And now a break from our house plant discussion, to mention something else.
Last Friday, when I showed the photo of the Fiddle-leaf Fig, sharp eyed viewers may have noticed something from the window behind the fig. There was something that looked like straw out that window.
Here it is for those of you that were too busy looking at the fig. Yes, this is my back lawn–under a bed of pine needles.
Here are some shrubs, under the same bed of those same needles.
What on earth is happening? Are all my pine trees dying?
Well, thankfully not, although you wouldn’t know it from the needle drop. This happens to evergreens, more or less (this year it’s more) every autumn. I suspect the needle drop is heavier because we had a very wet spring, summer and fall; therefore there are more needles to drop.

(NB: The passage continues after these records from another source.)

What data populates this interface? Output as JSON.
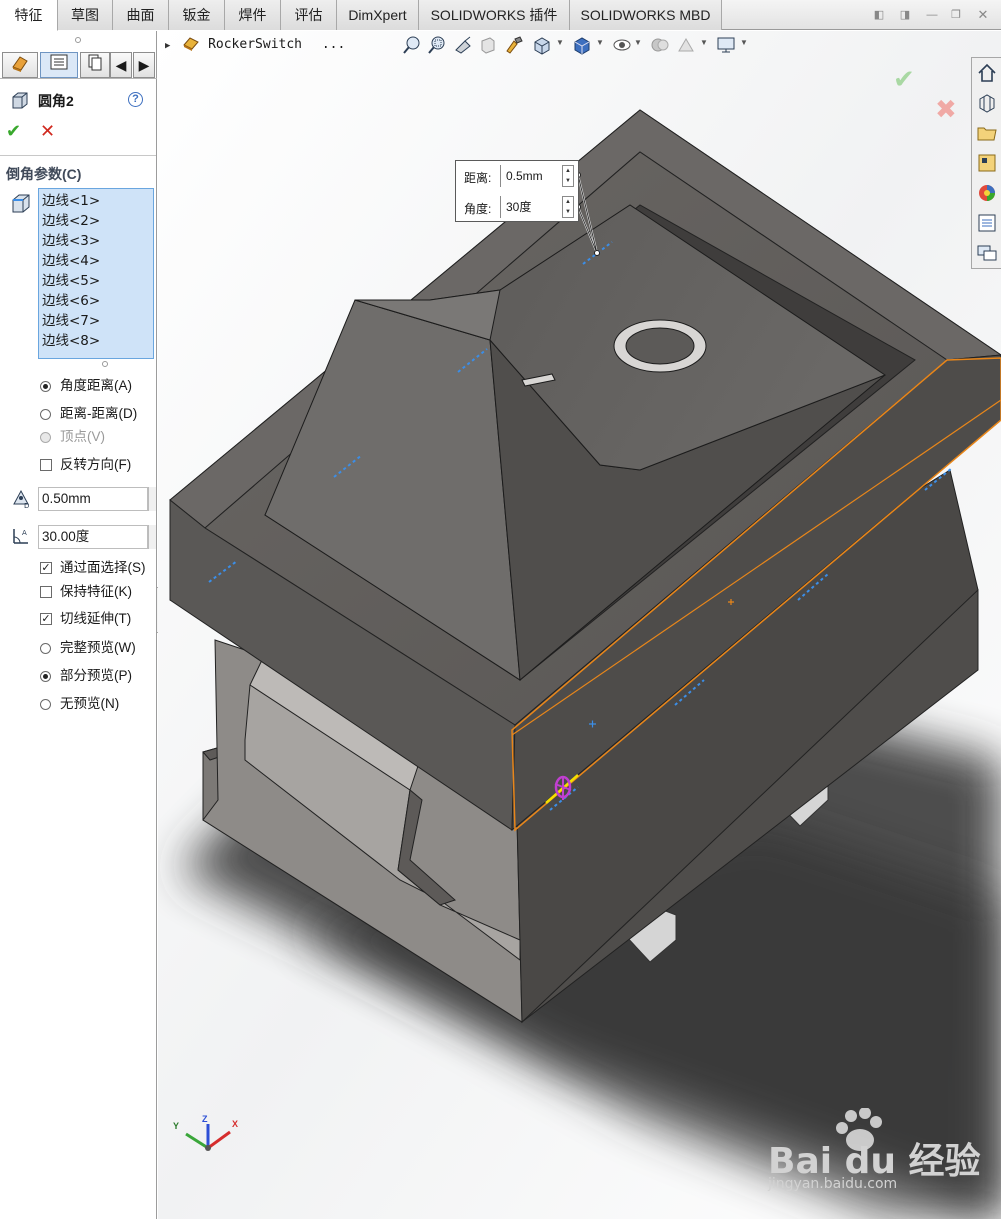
{
  "tabs": [
    "特征",
    "草图",
    "曲面",
    "钣金",
    "焊件",
    "评估",
    "DimXpert",
    "SOLIDWORKS 插件",
    "SOLIDWORKS MBD"
  ],
  "active_tab": "特征",
  "feature": {
    "title": "圆角2",
    "help_label": "?"
  },
  "group": {
    "title": "倒角参数(C)",
    "edges": [
      "边线<1>",
      "边线<2>",
      "边线<3>",
      "边线<4>",
      "边线<5>",
      "边线<6>",
      "边线<7>",
      "边线<8>"
    ]
  },
  "options": {
    "angle_distance": "角度距离(A)",
    "distance_distance": "距离-距离(D)",
    "vertex": "顶点(V)",
    "reverse": "反转方向(F)",
    "distance_value": "0.50mm",
    "angle_value": "30.00度",
    "select_through_faces": "通过面选择(S)",
    "keep_features": "保持特征(K)",
    "tangent_propagation": "切线延伸(T)",
    "full_preview": "完整预览(W)",
    "partial_preview": "部分预览(P)",
    "no_preview": "无预览(N)"
  },
  "breadcrumb": {
    "part": "RockerSwitch",
    "ellipsis": "..."
  },
  "callout": {
    "distance_label": "距离:",
    "distance_value": "0.5mm",
    "angle_label": "角度:",
    "angle_value": "30度"
  },
  "symbols": {
    "switch_off": "O",
    "switch_on": "|"
  },
  "triad": {
    "x": "X",
    "y": "Y",
    "z": "Z"
  },
  "watermark": {
    "brand": "Bai du 经验",
    "url": "jingyan.baidu.com"
  },
  "colors": {
    "body": "#5f5d5b",
    "selected_edge": "#e8861a",
    "preview_edge": "#3b8ee8",
    "accept": "#39a82d",
    "cancel": "#d0281e"
  }
}
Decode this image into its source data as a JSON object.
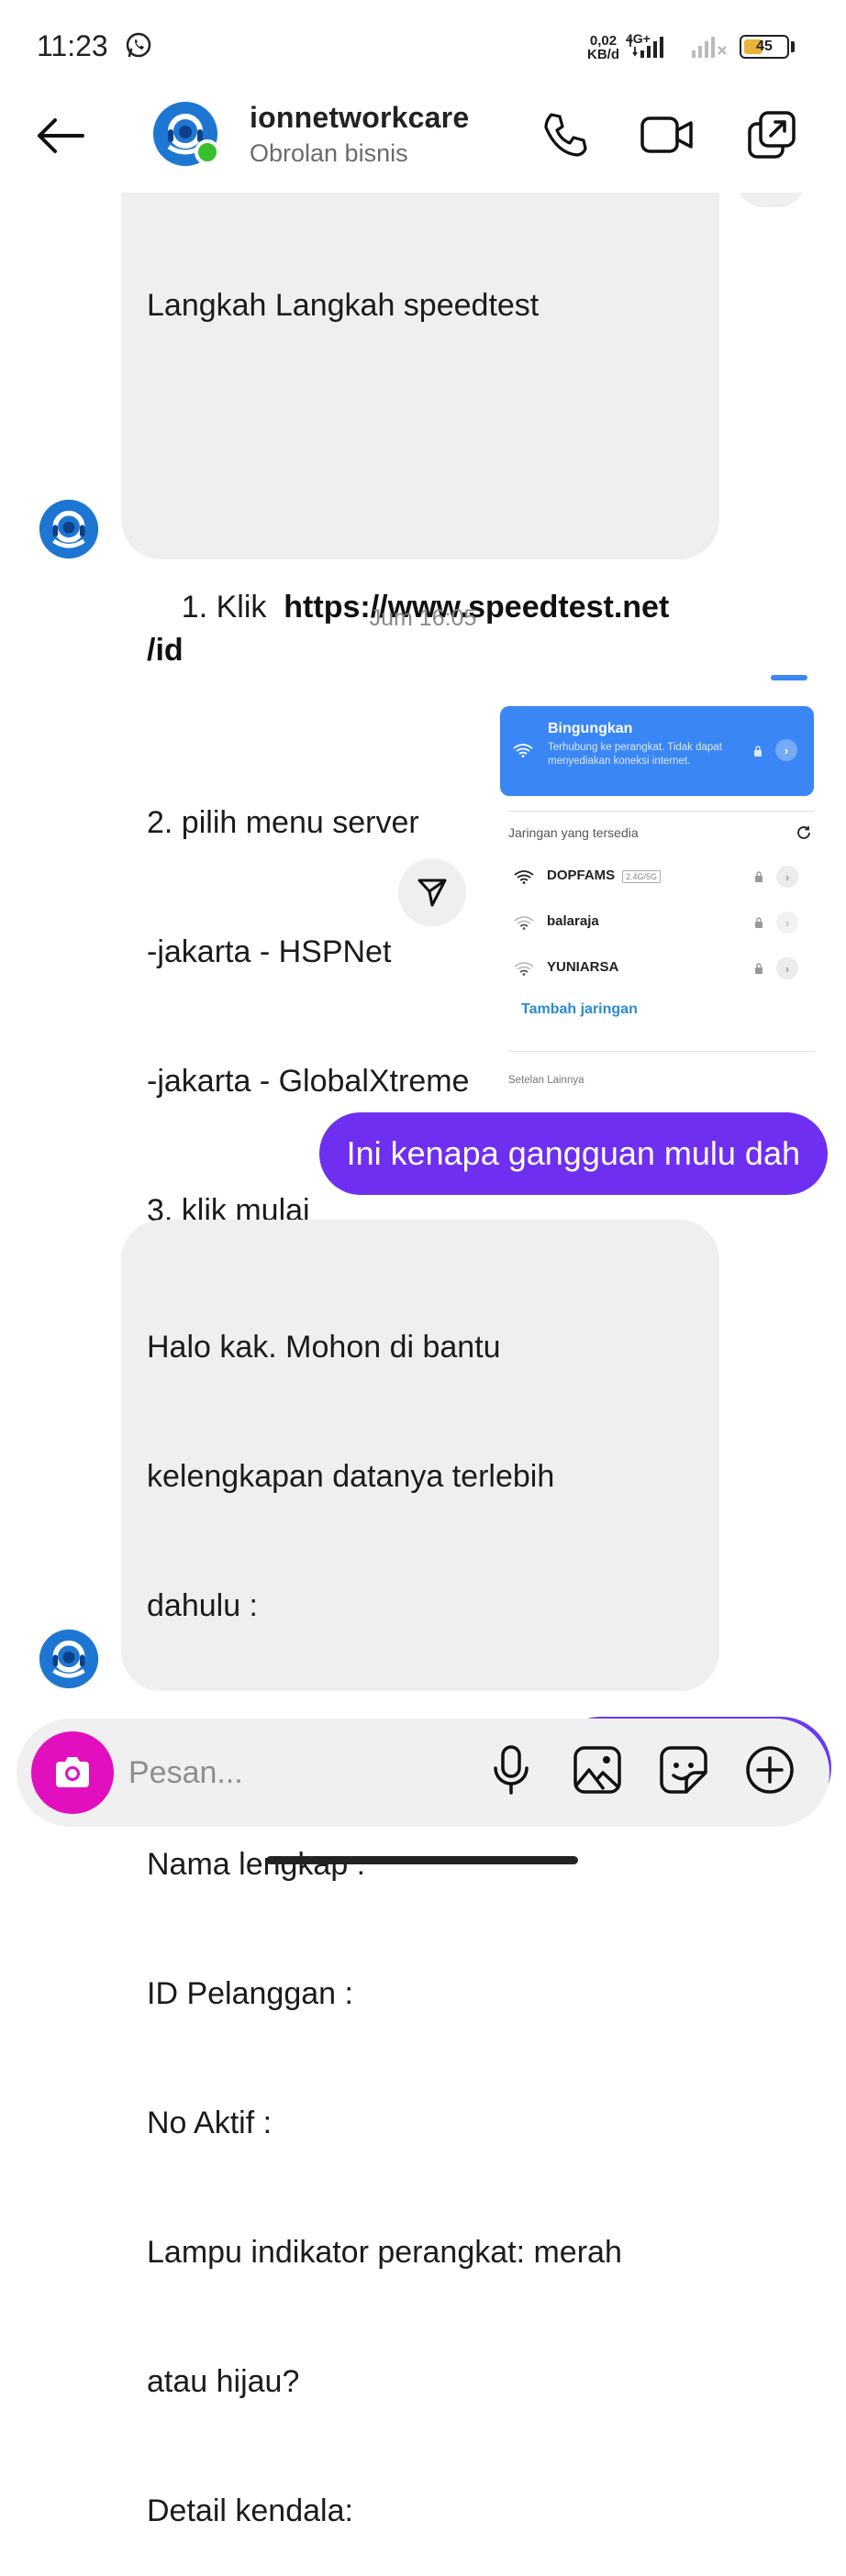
{
  "status_bar": {
    "time": "11:23",
    "net_speed_value": "0,02",
    "net_speed_unit": "KB/d",
    "network_type": "4G+",
    "battery": "45"
  },
  "header": {
    "name": "ionnetworkcare",
    "subtitle": "Obrolan bisnis"
  },
  "messages": {
    "speedtest": {
      "title": "Langkah Langkah speedtest",
      "step1_prefix": "1. Klik  ",
      "step1_link": "https://www.speedtest.net /id",
      "lines": [
        "2. pilih menu server",
        "-jakarta - HSPNet",
        "-jakarta - GlobalXtreme",
        "3. klik mulai"
      ]
    },
    "timestamp": "Jum 16:05",
    "outgoing_text": "Ini kenapa gangguan mulu dah",
    "form_request": {
      "lines": [
        "Halo kak. Mohon di bantu",
        "kelengkapan datanya terlebih",
        "dahulu :",
        "",
        "Nama lengkap :",
        "ID Pelanggan :",
        "No Aktif :",
        "Lampu indikator perangkat: merah",
        "atau hijau?",
        "Detail kendala:"
      ]
    }
  },
  "shared_screenshot": {
    "connected_title": "Bingungkan",
    "connected_desc": "Terhubung ke perangkat. Tidak dapat menyediakan koneksi internet.",
    "section_title": "Jaringan yang tersedia",
    "networks": [
      {
        "name": "DOPFAMS",
        "badge": "2.4G/5G"
      },
      {
        "name": "balaraja",
        "badge": ""
      },
      {
        "name": "YUNIARSA",
        "badge": ""
      }
    ],
    "add_network": "Tambah jaringan",
    "more_settings": "Setelan Lainnya"
  },
  "composer": {
    "placeholder": "Pesan..."
  },
  "colors": {
    "outgoing_bubble": "#6e2ff0",
    "incoming_bubble": "#efefef",
    "camera_button": "#e10fbe",
    "online": "#36c02b",
    "wifi_card": "#3a86f4"
  },
  "icons": [
    "whatsapp-icon",
    "back-arrow-icon",
    "phone-icon",
    "video-camera-icon",
    "switch-window-icon",
    "send-icon",
    "camera-icon",
    "microphone-icon",
    "image-icon",
    "sticker-icon",
    "plus-circle-icon"
  ]
}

All evergreens, both broadleaf (hollies, rhododedrons, mahonias and the like) and needled drop a portion of their foliage every autumn. It’s just that in some years, that “drop” is much more pronounced than in others. And if the “drop” is particularly heavy–or if you are new to gardening or new to a particular type of evergreen, this may be new to you. Don’t panic–it’s okay.
If you are concerned that something is NOT normal, by all means, take a branch or small piece (in a sealed plastic bag) in to your nearest garden center or cooperative extension service. They should be able to tell you whether what’s going on is normal for your plant, or if you have an issue that needs addressing.
But if you have a tree that looks like this, don’t worry–’tis the season!
Many of my clients want evergreens instead of deciduous trees because they believe that they do not drop foliage. I must explain that not only do they drop foliage, but most drop foliage through a longer season. Southern magnolias are always dropping something. The redwoods are dropping their foliage not. That is a LOT of foliage.
And perish the thought that they ask for a larch–do you have them out there? We have one by our office. By now, it’s almost completely bare–& I have to explain to folks that no, this is perfectly normal. This is a tree that looks like an evergreen but yet sheds all its needles in the fall.
Thank goodness! Last week I noticed that the two big pines in my backyard were now bicolored (green and yellow) and had more than a few fraught visions of them denuding themselves over the upcoming months! *whew*
I think our very wet summer made this year’s needle drop far more noticeable than usual.
It can be really troubling to see though!